In Meritor Savings Bank v. Vinson, the U.S. Supreme Court considered the issue of how a sexual relationship between a bank teller and a bank manager fit into a sexual harassment claim. The plaintiff, the teller, maintained that there was a sexual relationship with her manager, but it was nonconsensual because she feared she would lose her job if that relationship ended. The manager asserted that their relationship was consensual, and the trial court agreed. The case was dismissed and appealed.

In its opinion, the Supreme Court ruled that the fact that sex-related conduct was “voluntary,” where the plaintiff didn’t participate against her will, was not a defense to a sexual harassment lawsuit brought under Title VII. The key to a sexual harassment claim is whether the alleged sexual advances were “unwelcome.” The district court improperly focused on the “voluntariness” of the plaintiff’s relationship. Instead, it should have focused on whether she, by her conduct, showed that the alleged sexual advances were unwelcome. Whether her actual participation in sexual intercourse was voluntary was not at issue.

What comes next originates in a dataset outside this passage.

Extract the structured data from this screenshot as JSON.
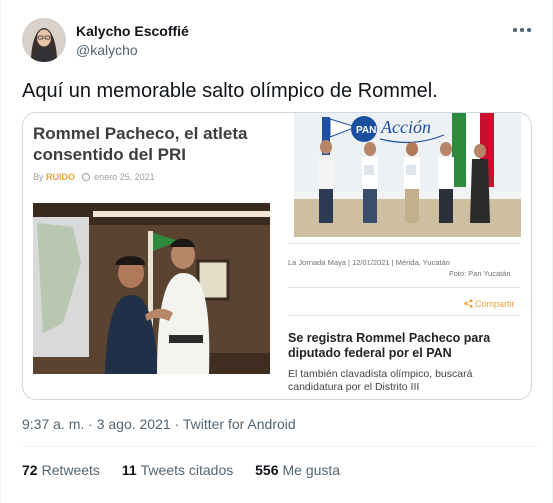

Though ”voluntariness” is not a defense to sexual harassment, the allegations that the plaintiff engaged in sexually provocative speech or dress are relevant when determining whether she found any sexual advances unwelcome. The trier of fact needs to decide whether sexual harassment occurred in light of “the record as a whole” and “the totality of circumstances, such as the nature of the sexual advances and the context in which the alleged incidents occurred.” 29 C.F.R. § 1604.11(b).

Summing It Up

If you’re involved in a sexual relationship with a supervisor at work, then pay attention to these facts.

  • If you intend to file a sexual harassment lawsuit, you would need to show that despite the relationship, the supervisor’s advances were not “welcome.”
  • If you break off the sexual relationship and continue to work with the supervisor, but he or she continues to pursue sex and you suffer if you don’t comply, you may have a claim for retaliation and sexual harassment.
  • If the sexual relationship is no longer consensual, though it was at one point, and you are being physically forced to have sex, you could file both criminal and civil charges against your supervisor.

If you find yourself in such a relationship and want to know your legal rights, contact our office so we can talk about your situation and advise you of the relevant laws and how they may apply to your case.